One reason is that I have lost some of my former self-esteem. I’m back in that slightly uncomfortable mood again. In street photography, particularly at close range, it’s of utter importance to be consistent and keep on challenging yourself if you want to preserve and evolve your skills.
It’s actually not that bad, but not that good either. I have been a bit careless with my street photography achievements when it comes to the feeling of facing people in the streets.
At the same time, besides this little loss, I think that shooting from the hip, or from any angle in blindness, is a good skill to know. And I need to practice some more because I really suck at it. You never know when there will come a moment when it fits better. So this is a skill worth knowing how to handle.
Other nice things about hip shot shooting are that you definitely never hesitate and will catch many interesting candid snapshot moments.
But I better put this hip mode on the shelf for a while. At least not doing it so often as I have done lately. It’s not good for me.
Bad self-esteem is not a good reason to do hip photography. It can actually strengthen that uncomfortable feeling instead. If you never try to break free and challenge yourself you may get stuck in that stealthy hip mode. But I won’t say it’s wrong either. If you like it, I say go with it.
There are moments when one way is better than the other. In time you will find out when which suits best. But I would say mainly facing the world openly is the best way in the long term if you want to evolve both yourself and your photography.
The big problem, for me, is when I do too much stealth photography too often, I apparently become lazy in my mindset and approach. And I have done it too much, too often lately. First it was fun, then it felt nice and comfortable not bother being spotted, then I got zombified.
Today I woke up during this hip mode with a feeling of not being there. I didn’t feel any passion, more like an insensible shadow with a gadget that says click. It kind of erased the connection between me the camera and the world. I could as well put an action camera on me and just walk on, then pick some moments back home.
I usually never say “taking photos”, I prefer “making photos”. For me, it’s a big difference. I don’t take photos, I make photos. But this actually felt like taking photos, randomly collecting pictures in the streets.

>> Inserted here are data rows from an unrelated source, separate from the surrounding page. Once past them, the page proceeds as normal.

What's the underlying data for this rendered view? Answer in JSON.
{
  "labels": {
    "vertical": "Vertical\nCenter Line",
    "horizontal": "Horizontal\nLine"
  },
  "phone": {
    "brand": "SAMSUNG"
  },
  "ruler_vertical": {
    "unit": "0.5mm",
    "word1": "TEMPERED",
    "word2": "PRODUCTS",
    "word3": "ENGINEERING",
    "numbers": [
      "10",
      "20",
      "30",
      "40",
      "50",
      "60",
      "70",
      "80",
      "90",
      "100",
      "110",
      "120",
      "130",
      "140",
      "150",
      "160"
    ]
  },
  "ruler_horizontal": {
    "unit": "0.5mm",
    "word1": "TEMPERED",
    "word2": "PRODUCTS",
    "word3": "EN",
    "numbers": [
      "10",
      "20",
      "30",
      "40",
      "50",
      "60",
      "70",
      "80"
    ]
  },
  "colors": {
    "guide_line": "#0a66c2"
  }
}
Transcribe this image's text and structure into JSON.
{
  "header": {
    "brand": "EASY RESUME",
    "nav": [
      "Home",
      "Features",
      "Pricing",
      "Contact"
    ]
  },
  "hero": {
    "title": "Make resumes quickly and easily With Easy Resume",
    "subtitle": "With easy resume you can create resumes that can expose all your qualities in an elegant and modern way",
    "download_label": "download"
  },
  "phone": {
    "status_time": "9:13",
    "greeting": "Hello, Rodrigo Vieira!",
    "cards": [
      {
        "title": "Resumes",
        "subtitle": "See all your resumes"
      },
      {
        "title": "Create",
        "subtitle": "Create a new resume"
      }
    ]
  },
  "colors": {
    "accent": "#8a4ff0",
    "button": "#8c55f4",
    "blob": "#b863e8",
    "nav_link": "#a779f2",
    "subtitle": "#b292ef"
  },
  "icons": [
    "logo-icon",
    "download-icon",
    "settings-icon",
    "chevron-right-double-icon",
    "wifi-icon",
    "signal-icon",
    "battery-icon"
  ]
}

I got some nice shots anyhow anyway. But I need more of the passion of being here and now as a photographer when I make my photos.
It’s for sure a nice way to hide your intentions, or when circumstances make it a better choice. But be aware, only in small doses. It’s definitely not a good way to evolve your photography skills, at least not the heart and soul of photography.
Learn how to use it, not abuse it.
I think a more proper and creative way of exploring your intentions is to learn to react more spontaneous, intuitive and faster. And learn how to aim and shoot without looking when you want to catch the scene from a different angle – without the need of sneaking. Or just use your body if you want to get low.
My Fuji X100T has a fixed LCD screen so I’m not spoiled with this tilting feature many cameras usually have.
Tomorrow… today. This is not an instant blog of the day. I’m too slow. Today I will hit the streets again and try to find myself a better suited mindset and approach. And try to not get any migraine.